**PROBLEM**
Retype all entries exactly, skipping pictures.
━━ DATA SHOWN ━━
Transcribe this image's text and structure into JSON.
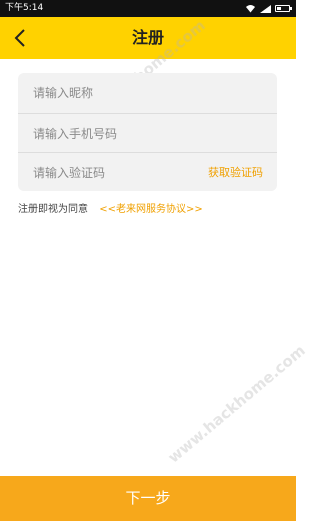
{
  "status_bar": {
    "time": "下午5:14"
  },
  "header": {
    "title": "注册",
    "back_icon": "chevron-left-icon",
    "background": "#ffd200"
  },
  "form": {
    "nickname": {
      "placeholder": "请输入昵称",
      "value": ""
    },
    "phone": {
      "placeholder": "请输入手机号码",
      "value": ""
    },
    "code": {
      "placeholder": "请输入验证码",
      "value": ""
    },
    "get_code_label": "获取验证码"
  },
  "agreement": {
    "text": "注册即视为同意",
    "link": "<<老来网服务协议>>"
  },
  "next_button": {
    "label": "下一步",
    "color": "#f7a81b"
  },
  "watermarks": [
    "www.hackhome.com",
    "www.hackhome.com"
  ]
}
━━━
**RESULT OF THIS TASK**
Transcribe this image's text and structure into JSON.
{
  "status_bar": {
    "time": "下午5:14"
  },
  "header": {
    "title": "注册",
    "back_icon": "chevron-left-icon",
    "background": "#ffd200"
  },
  "form": {
    "nickname": {
      "placeholder": "请输入昵称",
      "value": ""
    },
    "phone": {
      "placeholder": "请输入手机号码",
      "value": ""
    },
    "code": {
      "placeholder": "请输入验证码",
      "value": ""
    },
    "get_code_label": "获取验证码"
  },
  "agreement": {
    "text": "注册即视为同意",
    "link": "<<老来网服务协议>>"
  },
  "next_button": {
    "label": "下一步",
    "color": "#f7a81b"
  },
  "watermarks": [
    "www.hackhome.com",
    "www.hackhome.com"
  ]
}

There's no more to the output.